Thanks to Rod Wilson for the newspaper feature about Mille Wilson which included the photograph show here.

Friday, November 1, 2013

This Month in Rochester History

November 1963 is remembered in Rochester history in much the same way that it is by people across the nation. Fifty years ago this month, Rochester residents were stunned and saddened by the assassination of President John F. Kennedy. Under a banner headline that read "Rochester Bows Head in Sorrow for Fallen President," the Rochester Clarion reported in part:
Suddenly, the streets were empty. It was an overcast, partially rainy early afternoon in Rochester when word was flashed by radio and television that President John F. Kennedy had been struck down by an assassin's bullet while riding down a Dallas street.
. . .
In the National Bank of Detroit office here, a radio was turned on. The customers and personnel froze as the death was announced and the National Anthem was played. Businesses suddenly found their stores almost empty.

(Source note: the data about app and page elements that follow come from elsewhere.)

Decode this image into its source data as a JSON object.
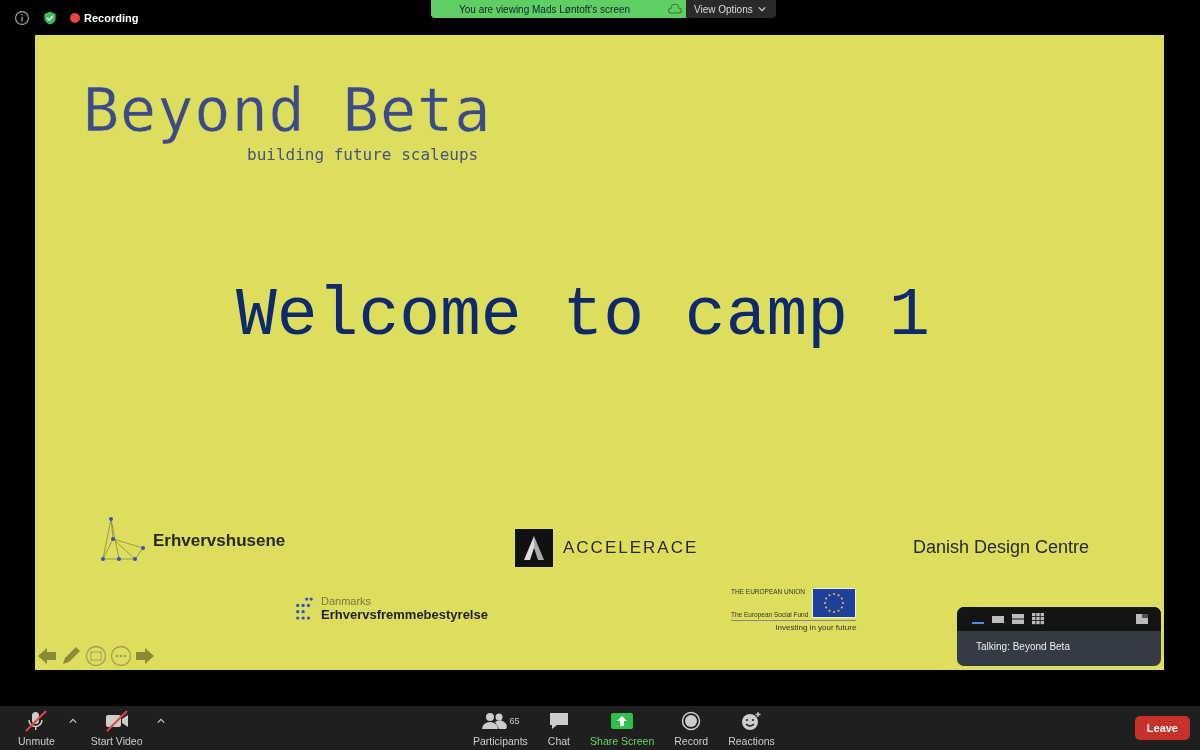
{
  "top_bar": {
    "recording_label": "Recording",
    "share_banner": "You are viewing Mads Løntoft's screen",
    "view_options": "View Options"
  },
  "slide": {
    "title": "Beyond Beta",
    "tagline": "building future scaleups",
    "heading": "Welcome to camp 1",
    "logo_erhvervshusene": "Erhvervshusene",
    "logo_accelerace": "ACCELERACE",
    "logo_ddc": "Danish Design Centre",
    "logo_board": {
      "line_1": "Danmarks",
      "line_2": "Erhvervsfremmebestyrelse"
    },
    "logo_eu": {
      "line_1": "THE EUROPEAN UNION",
      "line_2": "The European Social Fund",
      "tagline": "Investing in your future"
    }
  },
  "video_panel": {
    "layouts": [
      {
        "kind": "speaker",
        "selected": true
      },
      {
        "kind": "single",
        "selected": false
      },
      {
        "kind": "split",
        "selected": false
      },
      {
        "kind": "grid",
        "selected": false
      }
    ],
    "talking": "Talking: Beyond Beta"
  },
  "toolbar": {
    "left": [
      {
        "kind": "mic",
        "label": "Unmute",
        "off": true
      },
      {
        "kind": "video",
        "label": "Start Video",
        "off": true
      }
    ],
    "center": [
      {
        "kind": "participants",
        "label": "Participants",
        "count": "65"
      },
      {
        "kind": "chat",
        "label": "Chat"
      },
      {
        "kind": "share",
        "label": "Share Screen"
      },
      {
        "kind": "record",
        "label": "Record"
      },
      {
        "kind": "reactions",
        "label": "Reactions"
      }
    ],
    "leave": "Leave"
  }
}
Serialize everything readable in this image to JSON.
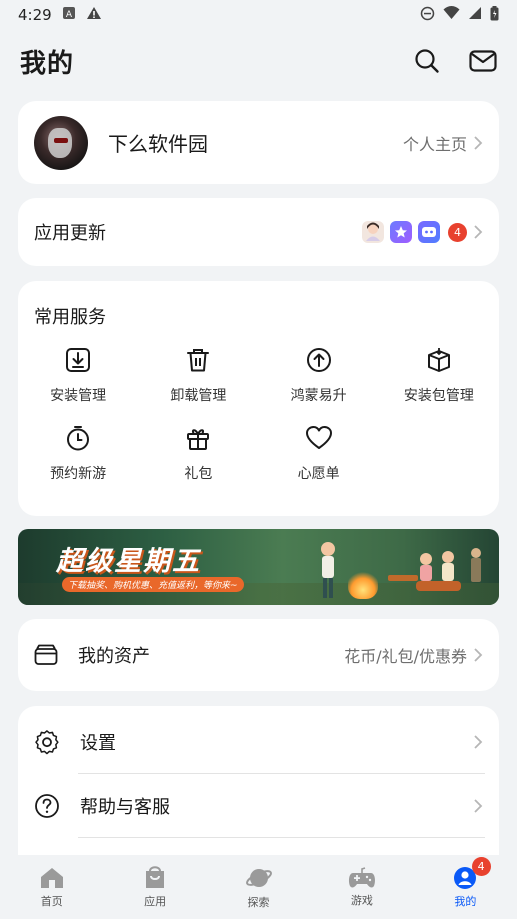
{
  "status_bar": {
    "time": "4:29"
  },
  "header": {
    "title": "我的"
  },
  "profile": {
    "name": "下么软件园",
    "homepage_label": "个人主页"
  },
  "app_update": {
    "label": "应用更新",
    "badge_count": "4"
  },
  "services": {
    "title": "常用服务",
    "items": [
      {
        "label": "安装管理",
        "icon": "install-manage-icon"
      },
      {
        "label": "卸载管理",
        "icon": "uninstall-manage-icon"
      },
      {
        "label": "鸿蒙易升",
        "icon": "harmony-upgrade-icon"
      },
      {
        "label": "安装包管理",
        "icon": "package-manage-icon"
      },
      {
        "label": "预约新游",
        "icon": "reserve-game-icon"
      },
      {
        "label": "礼包",
        "icon": "gift-icon"
      },
      {
        "label": "心愿单",
        "icon": "wishlist-icon"
      }
    ]
  },
  "banner": {
    "title": "超级星期五",
    "subtitle": "下载抽奖、购机优惠、充值返利，等你来~"
  },
  "assets": {
    "label": "我的资产",
    "detail": "花币/礼包/优惠券"
  },
  "settings_list": [
    {
      "label": "设置",
      "icon": "gear-icon"
    },
    {
      "label": "帮助与客服",
      "icon": "help-icon"
    }
  ],
  "bottom_nav": {
    "items": [
      {
        "label": "首页",
        "icon": "home-icon"
      },
      {
        "label": "应用",
        "icon": "apps-icon"
      },
      {
        "label": "探索",
        "icon": "planet-icon"
      },
      {
        "label": "游戏",
        "icon": "gamepad-icon"
      },
      {
        "label": "我的",
        "icon": "profile-icon"
      }
    ],
    "profile_badge": "4",
    "active": "我的"
  },
  "colors": {
    "accent": "#0a59f7",
    "badge": "#e8412e",
    "background": "#f1f3f5"
  }
}
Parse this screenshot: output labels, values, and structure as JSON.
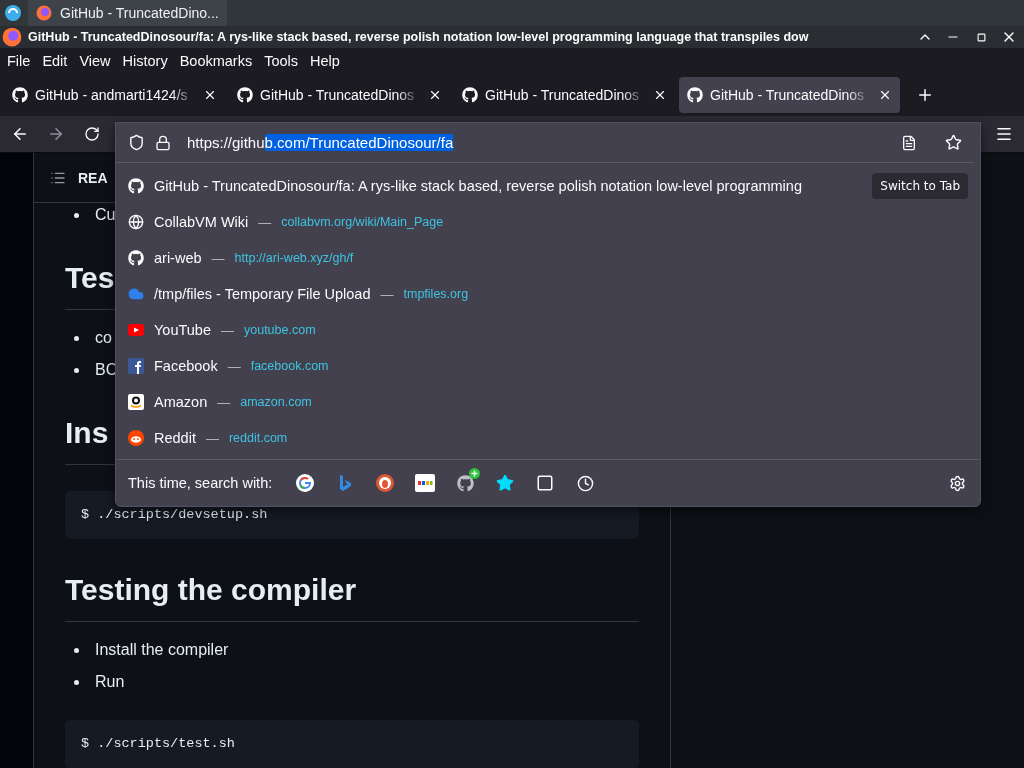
{
  "taskbar": {
    "task": "GitHub - TruncatedDino..."
  },
  "window": {
    "title": "GitHub - TruncatedDinosour/fa: A rys-like stack based, reverse polish notation low-level programming language that transpiles dow"
  },
  "menu": [
    "File",
    "Edit",
    "View",
    "History",
    "Bookmarks",
    "Tools",
    "Help"
  ],
  "tabs": [
    {
      "label": "GitHub - andmarti1424/s",
      "selected": false
    },
    {
      "label": "GitHub - TruncatedDinos",
      "selected": false
    },
    {
      "label": "GitHub - TruncatedDinos",
      "selected": false
    },
    {
      "label": "GitHub - TruncatedDinos",
      "selected": true
    }
  ],
  "urlbar": {
    "value": "https://githu",
    "selected_part": "b.com/TruncatedDinosour/fa"
  },
  "suggestions": [
    {
      "title": "GitHub - TruncatedDinosour/fa: A rys-like stack based, reverse polish notation low-level programming",
      "action": "Switch to Tab"
    },
    {
      "title": "CollabVM Wiki",
      "separator": "—",
      "url": "collabvm.org/wiki/Main_Page"
    },
    {
      "title": "ari-web",
      "separator": "—",
      "url": "http://ari-web.xyz/gh/f"
    },
    {
      "title": "/tmp/files - Temporary File Upload",
      "separator": "—",
      "url": "tmpfiles.org"
    },
    {
      "title": "YouTube",
      "separator": "—",
      "url": "youtube.com"
    },
    {
      "title": "Facebook",
      "separator": "—",
      "url": "facebook.com"
    },
    {
      "title": "Amazon",
      "separator": "—",
      "url": "amazon.com"
    },
    {
      "title": "Reddit",
      "separator": "—",
      "url": "reddit.com"
    }
  ],
  "search_with": {
    "label": "This time, search with:"
  },
  "page": {
    "toc_label": "REA",
    "content": [
      {
        "kind": "bullet",
        "text": "Cu"
      },
      {
        "kind": "heading",
        "text": "Tes"
      },
      {
        "kind": "bullet",
        "text": "co"
      },
      {
        "kind": "bullet",
        "text": "BC"
      },
      {
        "kind": "heading",
        "text": "Ins"
      },
      {
        "kind": "code",
        "text": "$ ./scripts/devsetup.sh"
      },
      {
        "kind": "heading",
        "text": "Testing the compiler"
      },
      {
        "kind": "bullet",
        "text": "Install the compiler"
      },
      {
        "kind": "bullet",
        "text": "Run"
      },
      {
        "kind": "code",
        "text": "$ ./scripts/test.sh"
      }
    ]
  }
}
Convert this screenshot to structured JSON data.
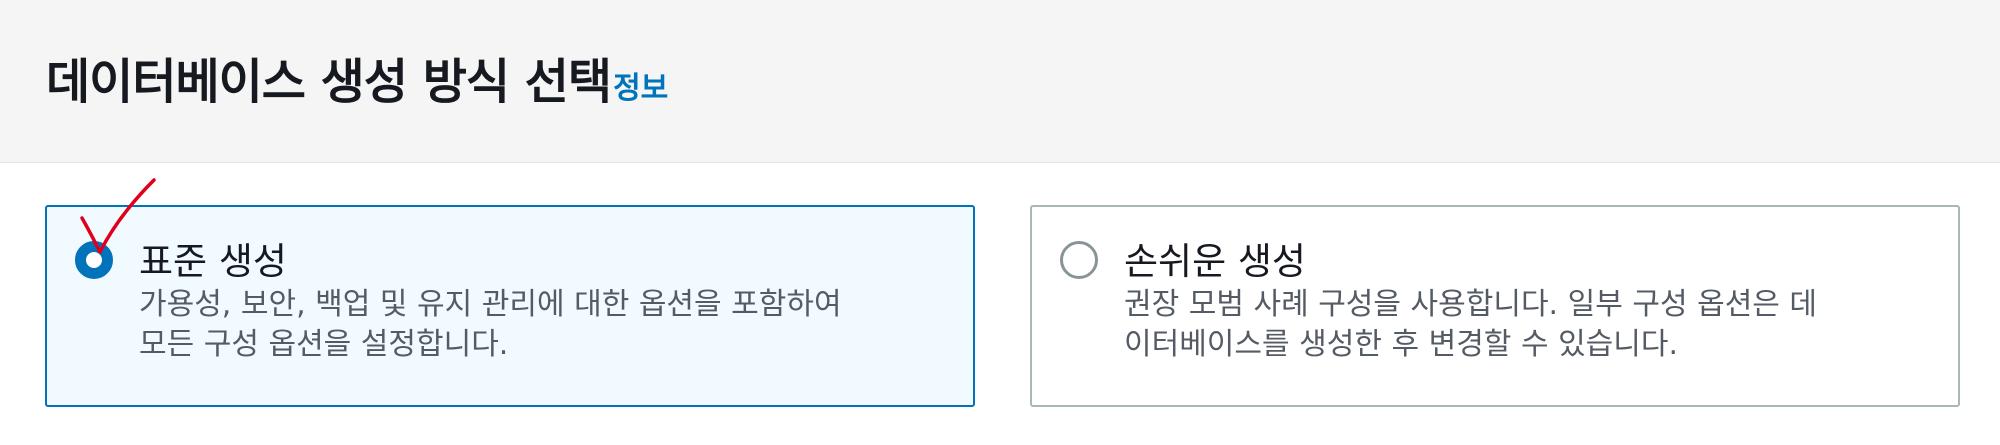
{
  "section": {
    "title": "데이터베이스 생성 방식 선택",
    "info_link": "정보"
  },
  "options": [
    {
      "label": "표준 생성",
      "description": "가용성, 보안, 백업 및 유지 관리에 대한 옵션을 포함하여\n모든 구성 옵션을 설정합니다.",
      "selected": true
    },
    {
      "label": "손쉬운 생성",
      "description": "권장 모범 사례 구성을 사용합니다. 일부 구성 옵션은 데\n이터베이스를 생성한 후 변경할 수 있습니다.",
      "selected": false
    }
  ],
  "colors": {
    "accent": "#0073bb",
    "selected_bg": "#f1faff",
    "annotation": "#e0001b"
  },
  "icons": {
    "annotation": "red-checkmark-icon"
  }
}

The article went on to say that a variety of local events were cancelled or postponed over the weekend that followed the president's death. A turkey drawing by downtown merchants, a hootenanny at the high school, and the Illinois-Michigan State football game at East Lansing were among the activities that did not take place.  What did take place were special local church services on the day of the funeral.  The Clarion continued with its description of local observances:
Schools were closed Monday. There was no mail delivery and all federal and local governmental offices closed their doors. A black drape hung over the front entrance of the Municipal Building. Monday night was the regular meeting of the Village Council. A proclamation by Council President was read and the meeting was quietly adjourned until Tuesday night.
. . .
It was a remarkable and most tragic weekend.